Blindstitching compared to lock stitching is like Hawaii compared to Mavericks! We can recognise this with the introduction of glue, which is used to butt neoprene panels together to form a watertight seam. Although stitching is still used, it is not as severe as the previous stitches discussed, passing only along the surface of the neoprene, and not through it, guaranteeing a waterproof seal. Blind stitched suits will be more expensive, but a must for cooler conditions and lengthy sessions in cooler conditions. They remain flexible, strong, and useful for all water sport disciplines.
Glued and Taped
Recently, liquid tape, a flat silicon beading that is heated onto glued seams (inside or out) has further revolutionised wetsuit technology by guaranteeing zero water infiltration. Although the most expensive construction available; such features are a must for year round European water sport activities.
The final issue in flushing is the zip – which is needed to enter the suit. The longer the zip the easier the entry, but also the more stitching required. A common way designers have combated the use of stitching has been through the ‘zipperless’ wetsuit which has arrived as neoprene flexibility and stretch has improved. A zipperless suit means the entry point is through the neck, which eliminates rear stitching and reduces water infiltration.
Other leading designs have arrived from C Skins, which have no rear zip, who rely on neck entry, neoprene that goes over the head and is tightened by a small front zip to form a tight seal around the neck which this reduces infiltration. Such suits are leading wetsuit technology and user warmth.
Zipped wetsuits remain widespread, this is because zipplerless suits may not be applicable for everyone as they demand user flexibility to get on and off. Suits with zips (that accommodates water infiltration) have therefore been developed by inserting additional neoprene layers behind the zip stitching to prevent flushing, labelled ‘batwings’, ‘flaps’ and ‘heat shields’.

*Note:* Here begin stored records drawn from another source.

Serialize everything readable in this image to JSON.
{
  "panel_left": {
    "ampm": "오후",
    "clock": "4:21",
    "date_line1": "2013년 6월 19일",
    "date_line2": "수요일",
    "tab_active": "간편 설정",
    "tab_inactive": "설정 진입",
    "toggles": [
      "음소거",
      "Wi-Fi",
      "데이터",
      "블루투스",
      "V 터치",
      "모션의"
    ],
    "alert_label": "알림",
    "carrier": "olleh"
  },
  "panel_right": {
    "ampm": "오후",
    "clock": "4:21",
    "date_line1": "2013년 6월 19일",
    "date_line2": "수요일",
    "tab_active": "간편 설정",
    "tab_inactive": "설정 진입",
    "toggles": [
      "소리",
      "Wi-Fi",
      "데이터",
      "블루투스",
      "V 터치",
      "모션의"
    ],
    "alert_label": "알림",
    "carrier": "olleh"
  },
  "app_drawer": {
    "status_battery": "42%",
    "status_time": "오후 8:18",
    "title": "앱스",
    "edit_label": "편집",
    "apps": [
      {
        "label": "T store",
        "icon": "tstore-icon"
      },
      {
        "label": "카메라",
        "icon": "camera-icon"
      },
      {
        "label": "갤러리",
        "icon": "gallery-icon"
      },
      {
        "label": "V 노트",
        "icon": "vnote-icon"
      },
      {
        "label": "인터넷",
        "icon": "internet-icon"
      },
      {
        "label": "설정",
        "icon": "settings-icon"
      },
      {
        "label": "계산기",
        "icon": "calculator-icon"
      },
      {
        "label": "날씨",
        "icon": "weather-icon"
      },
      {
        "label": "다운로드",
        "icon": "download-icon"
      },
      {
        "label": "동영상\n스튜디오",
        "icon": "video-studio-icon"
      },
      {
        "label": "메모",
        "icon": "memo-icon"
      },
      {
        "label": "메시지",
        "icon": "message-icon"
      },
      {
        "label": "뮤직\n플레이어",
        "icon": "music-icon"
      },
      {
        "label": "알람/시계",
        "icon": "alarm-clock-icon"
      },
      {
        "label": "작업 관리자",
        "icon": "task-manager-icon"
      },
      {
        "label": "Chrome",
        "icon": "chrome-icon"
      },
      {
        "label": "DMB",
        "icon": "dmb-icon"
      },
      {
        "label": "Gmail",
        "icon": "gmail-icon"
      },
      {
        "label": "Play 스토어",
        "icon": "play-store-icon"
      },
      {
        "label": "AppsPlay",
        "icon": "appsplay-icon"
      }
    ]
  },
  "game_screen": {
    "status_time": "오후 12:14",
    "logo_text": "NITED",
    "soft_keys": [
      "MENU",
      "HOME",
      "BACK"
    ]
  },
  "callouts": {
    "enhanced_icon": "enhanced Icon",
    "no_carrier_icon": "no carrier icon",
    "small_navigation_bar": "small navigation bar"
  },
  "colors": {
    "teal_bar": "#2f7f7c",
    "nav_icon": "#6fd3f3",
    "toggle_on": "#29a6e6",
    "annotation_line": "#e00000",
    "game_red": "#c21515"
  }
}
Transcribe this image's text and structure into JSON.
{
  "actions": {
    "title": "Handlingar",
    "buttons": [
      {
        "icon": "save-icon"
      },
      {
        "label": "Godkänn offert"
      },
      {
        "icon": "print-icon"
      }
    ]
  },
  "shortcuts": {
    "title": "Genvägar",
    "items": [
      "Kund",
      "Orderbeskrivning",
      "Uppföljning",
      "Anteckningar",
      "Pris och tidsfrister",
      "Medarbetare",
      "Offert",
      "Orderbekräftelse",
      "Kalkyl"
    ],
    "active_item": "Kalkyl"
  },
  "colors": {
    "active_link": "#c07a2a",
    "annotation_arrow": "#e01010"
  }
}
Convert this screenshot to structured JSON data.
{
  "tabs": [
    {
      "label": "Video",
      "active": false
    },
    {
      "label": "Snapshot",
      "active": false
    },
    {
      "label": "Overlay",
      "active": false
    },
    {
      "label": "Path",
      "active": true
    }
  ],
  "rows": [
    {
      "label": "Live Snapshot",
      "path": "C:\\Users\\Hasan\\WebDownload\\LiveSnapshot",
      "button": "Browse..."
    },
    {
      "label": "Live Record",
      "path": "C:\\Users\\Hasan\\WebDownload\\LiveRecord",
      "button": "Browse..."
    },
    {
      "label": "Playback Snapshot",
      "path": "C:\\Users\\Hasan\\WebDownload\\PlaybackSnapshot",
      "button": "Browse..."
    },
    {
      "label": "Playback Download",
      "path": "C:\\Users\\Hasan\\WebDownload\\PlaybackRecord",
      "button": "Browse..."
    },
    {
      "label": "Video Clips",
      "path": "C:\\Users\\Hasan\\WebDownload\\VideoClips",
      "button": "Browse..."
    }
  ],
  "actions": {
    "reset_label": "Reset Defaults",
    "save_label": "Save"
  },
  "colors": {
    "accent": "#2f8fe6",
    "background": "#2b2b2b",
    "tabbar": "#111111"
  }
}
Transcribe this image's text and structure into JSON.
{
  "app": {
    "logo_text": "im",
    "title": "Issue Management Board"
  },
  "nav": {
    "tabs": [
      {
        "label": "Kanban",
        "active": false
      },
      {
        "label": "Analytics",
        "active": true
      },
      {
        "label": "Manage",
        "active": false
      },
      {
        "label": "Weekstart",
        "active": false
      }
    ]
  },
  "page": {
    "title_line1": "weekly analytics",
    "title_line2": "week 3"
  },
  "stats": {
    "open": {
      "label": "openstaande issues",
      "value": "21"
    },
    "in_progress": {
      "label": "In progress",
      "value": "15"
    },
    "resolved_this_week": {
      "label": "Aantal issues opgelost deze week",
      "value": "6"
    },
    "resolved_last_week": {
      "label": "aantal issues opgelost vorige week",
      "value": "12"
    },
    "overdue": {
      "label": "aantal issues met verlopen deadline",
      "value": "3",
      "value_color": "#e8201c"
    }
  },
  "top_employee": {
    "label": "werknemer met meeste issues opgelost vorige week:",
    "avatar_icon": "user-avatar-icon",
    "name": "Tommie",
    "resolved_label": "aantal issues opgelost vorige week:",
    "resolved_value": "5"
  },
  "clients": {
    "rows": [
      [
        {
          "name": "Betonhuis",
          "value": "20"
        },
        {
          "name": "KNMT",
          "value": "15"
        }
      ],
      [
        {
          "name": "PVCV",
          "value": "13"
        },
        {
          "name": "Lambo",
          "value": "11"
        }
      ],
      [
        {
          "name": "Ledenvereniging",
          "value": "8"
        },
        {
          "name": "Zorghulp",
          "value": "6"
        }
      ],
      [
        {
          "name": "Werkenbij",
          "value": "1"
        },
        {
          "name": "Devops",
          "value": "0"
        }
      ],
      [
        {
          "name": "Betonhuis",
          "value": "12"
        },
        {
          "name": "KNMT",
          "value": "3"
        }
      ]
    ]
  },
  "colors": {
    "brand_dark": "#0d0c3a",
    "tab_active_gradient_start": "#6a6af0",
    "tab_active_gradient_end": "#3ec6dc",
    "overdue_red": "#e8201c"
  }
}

Good maintenance is key to long lifespan. Salt water will erode stitching, therefore rinsing wetsuits in fresh water is vital, not in a washing machine! This will stretch, spin and distort the neoprene. Warm soapy water and specific Wetsuit Shampoo all maintain a healthy suit, as well as storing it out of the sun to prevent fading and and in a dry cool area.
We understand how cold it can be at times and the last thing you want to do when you get out of the water is take off your suit but the thing you must not do is force it off and tread or stand on it. If you abuse your suit in this way it may void your warranty. A way to avoid this is to stand on a towel when taking off the suit or you can get yourself a wetsuit-changing mat.
If however you do damage your wetsuit then you can always purchase a wetsuit repair kit. These kits offer wetsuit glue and extra pieces of neoprene to cover any holes, alternatively contact us and we will arrange for a quote for a professional repair.
We really must stress the importance of looking after your wetsuit. Your suit is a vital piece of equipment that should be looked after at all times. If there are any questions related to wetsuit care then please contact us here at Surfing Hardware.
We hope this guide has been useful to better understand wetsuit principles, features and the jargon often found in brands advertising materials. By now the type of suit you need, for whatever discipline and location should be clear, together with the stitching types required and how it should be cared for. Summer = thinner suits, maybe shorter arms or legs, stitching not so important, winter = full suits, maybe hoods, gloves, boots – look for liquid seams and blind stitching, the key to staying warm and staying in longer! Surfing hardware are happy to answer any further wetsuit queries you may have.